Exercise goal: From the first line to the last, repeat the records exactly and skip the pictures.

Input for this task:
# # #
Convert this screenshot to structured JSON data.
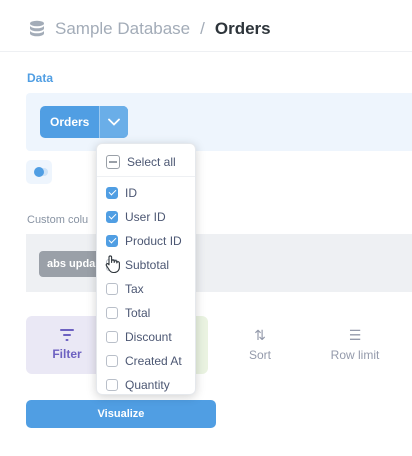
{
  "header": {
    "database": "Sample Database",
    "separator": "/",
    "table": "Orders",
    "icon": "database-icon"
  },
  "data_section": {
    "label": "Data",
    "table_pill": "Orders",
    "chevron_icon": "chevron-down-icon"
  },
  "custom_column": {
    "label": "Custom colu",
    "chip": "abs upda"
  },
  "actions": {
    "filter": "Filter",
    "sort": "Sort",
    "row_limit": "Row limit"
  },
  "visualize": "Visualize",
  "dropdown": {
    "select_all": "Select all",
    "items": [
      {
        "label": "ID",
        "checked": true
      },
      {
        "label": "User ID",
        "checked": true
      },
      {
        "label": "Product ID",
        "checked": true
      },
      {
        "label": "Subtotal",
        "checked": false
      },
      {
        "label": "Tax",
        "checked": false
      },
      {
        "label": "Total",
        "checked": false
      },
      {
        "label": "Discount",
        "checked": false
      },
      {
        "label": "Created At",
        "checked": false
      },
      {
        "label": "Quantity",
        "checked": false
      }
    ]
  },
  "colors": {
    "brand": "#509ee3",
    "filter": "#6d61c1",
    "summarize": "#88bf4d"
  }
}
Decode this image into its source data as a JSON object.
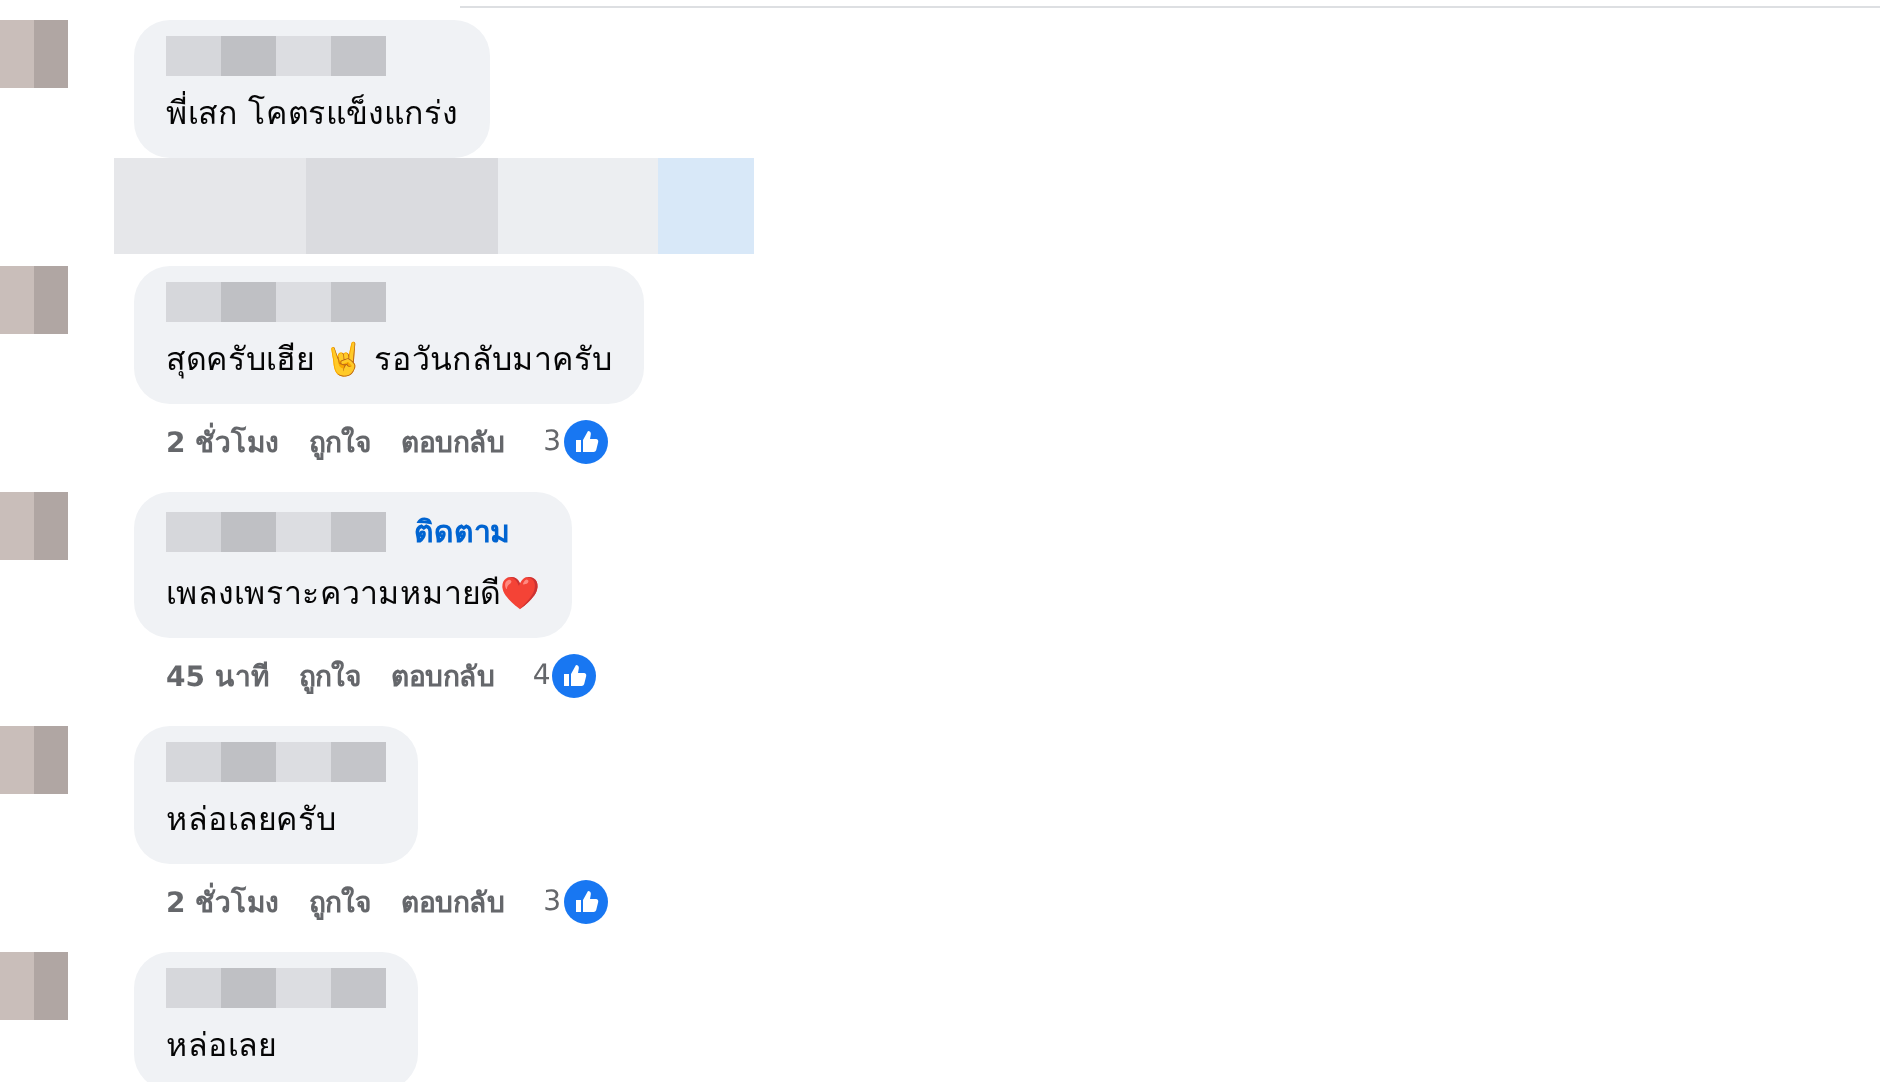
{
  "comments": [
    {
      "text": "พี่เสก โคตรแข็งแกร่ง",
      "meta_covered": true
    },
    {
      "text": "สุดครับเฮีย 🤘 รอวันกลับมาครับ",
      "meta_covered": false,
      "meta": {
        "time": "2 ชั่วโมง",
        "like": "ถูกใจ",
        "reply": "ตอบกลับ",
        "count": "3"
      }
    },
    {
      "text": "เพลงเพราะความหมายดี❤️",
      "follow": "ติดตาม",
      "meta_covered": false,
      "meta": {
        "time": "45 นาที",
        "like": "ถูกใจ",
        "reply": "ตอบกลับ",
        "count": "4"
      }
    },
    {
      "text": "หล่อเลยครับ",
      "meta_covered": false,
      "meta": {
        "time": "2 ชั่วโมง",
        "like": "ถูกใจ",
        "reply": "ตอบกลับ",
        "count": "3"
      }
    },
    {
      "text": "หล่อเลย",
      "meta_covered": false
    }
  ]
}
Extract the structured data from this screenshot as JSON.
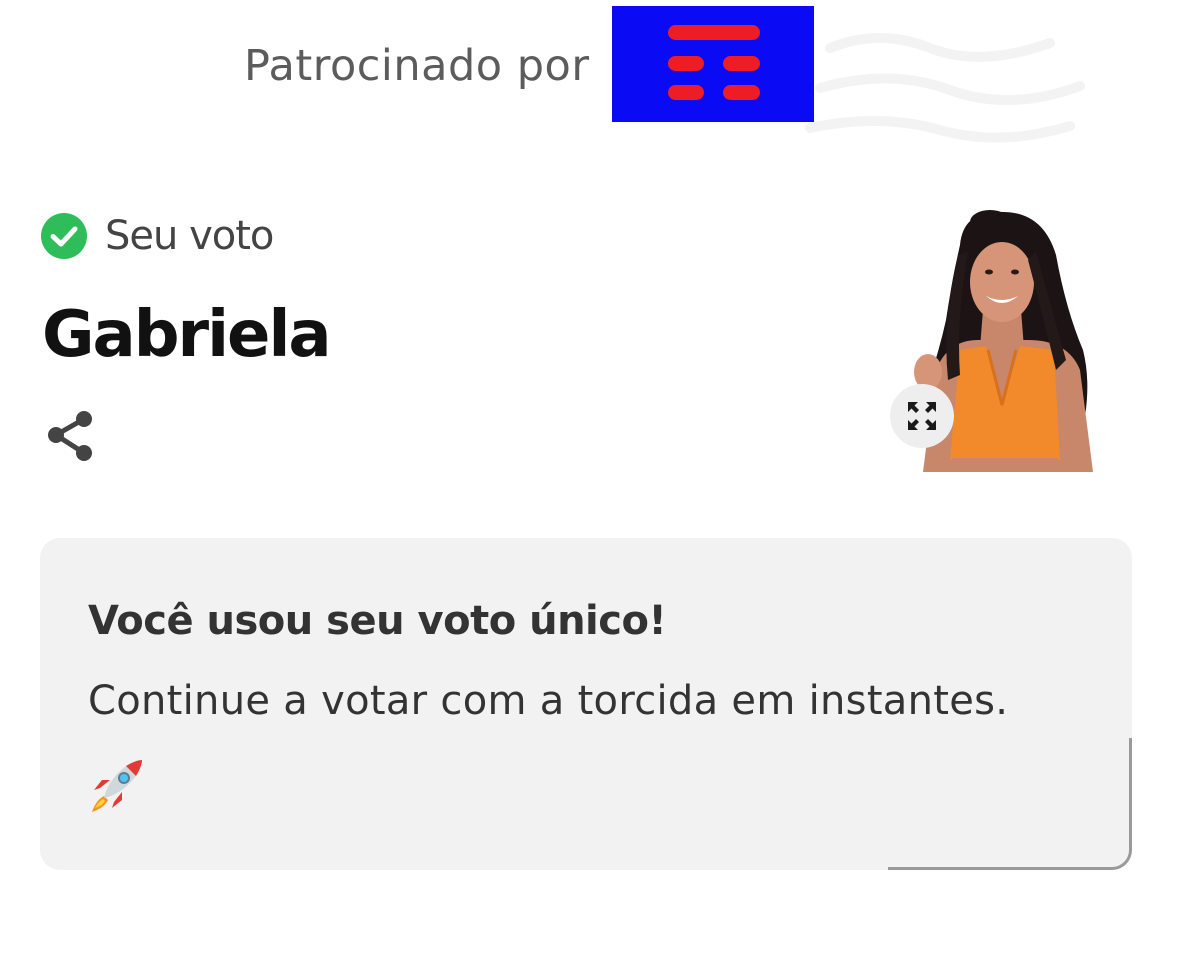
{
  "sponsor": {
    "label": "Patrocinado por",
    "logo_icon": "tim-logo-icon",
    "logo_colors": {
      "background": "#0a0af5",
      "bars": "#ee1c25"
    }
  },
  "vote": {
    "status_icon": "check-circle-icon",
    "status_color": "#2ebd59",
    "status_label": "Seu voto",
    "candidate_name": "Gabriela",
    "share_icon": "share-icon",
    "expand_icon": "expand-icon"
  },
  "card": {
    "title": "Você usou seu voto único!",
    "message": "Continue a votar com a torcida em instantes.",
    "emoji_icon": "rocket-icon"
  }
}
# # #
Answer to this exercise:
Convert this screenshot to structured JSON data.
{
  "header": {
    "database": "Sample Database",
    "separator": "/",
    "table": "Orders",
    "icon": "database-icon"
  },
  "data_section": {
    "label": "Data",
    "table_pill": "Orders",
    "chevron_icon": "chevron-down-icon"
  },
  "custom_column": {
    "label": "Custom colu",
    "chip": "abs upda"
  },
  "actions": {
    "filter": "Filter",
    "sort": "Sort",
    "row_limit": "Row limit"
  },
  "visualize": "Visualize",
  "dropdown": {
    "select_all": "Select all",
    "items": [
      {
        "label": "ID",
        "checked": true
      },
      {
        "label": "User ID",
        "checked": true
      },
      {
        "label": "Product ID",
        "checked": true
      },
      {
        "label": "Subtotal",
        "checked": false
      },
      {
        "label": "Tax",
        "checked": false
      },
      {
        "label": "Total",
        "checked": false
      },
      {
        "label": "Discount",
        "checked": false
      },
      {
        "label": "Created At",
        "checked": false
      },
      {
        "label": "Quantity",
        "checked": false
      }
    ]
  },
  "colors": {
    "brand": "#509ee3",
    "filter": "#6d61c1",
    "summarize": "#88bf4d"
  }
}
Decode this image into its source data as a JSON object.
{
  "comments": [
    {
      "text": "พี่เสก โคตรแข็งแกร่ง",
      "meta_covered": true
    },
    {
      "text": "สุดครับเฮีย 🤘 รอวันกลับมาครับ",
      "meta_covered": false,
      "meta": {
        "time": "2 ชั่วโมง",
        "like": "ถูกใจ",
        "reply": "ตอบกลับ",
        "count": "3"
      }
    },
    {
      "text": "เพลงเพราะความหมายดี❤️",
      "follow": "ติดตาม",
      "meta_covered": false,
      "meta": {
        "time": "45 นาที",
        "like": "ถูกใจ",
        "reply": "ตอบกลับ",
        "count": "4"
      }
    },
    {
      "text": "หล่อเลยครับ",
      "meta_covered": false,
      "meta": {
        "time": "2 ชั่วโมง",
        "like": "ถูกใจ",
        "reply": "ตอบกลับ",
        "count": "3"
      }
    },
    {
      "text": "หล่อเลย",
      "meta_covered": false
    }
  ]
}
Extract the structured data from this screenshot as JSON.
{
  "sponsor": {
    "label": "Patrocinado por",
    "logo_icon": "tim-logo-icon",
    "logo_colors": {
      "background": "#0a0af5",
      "bars": "#ee1c25"
    }
  },
  "vote": {
    "status_icon": "check-circle-icon",
    "status_color": "#2ebd59",
    "status_label": "Seu voto",
    "candidate_name": "Gabriela",
    "share_icon": "share-icon",
    "expand_icon": "expand-icon"
  },
  "card": {
    "title": "Você usou seu voto único!",
    "message": "Continue a votar com a torcida em instantes.",
    "emoji_icon": "rocket-icon"
  }
}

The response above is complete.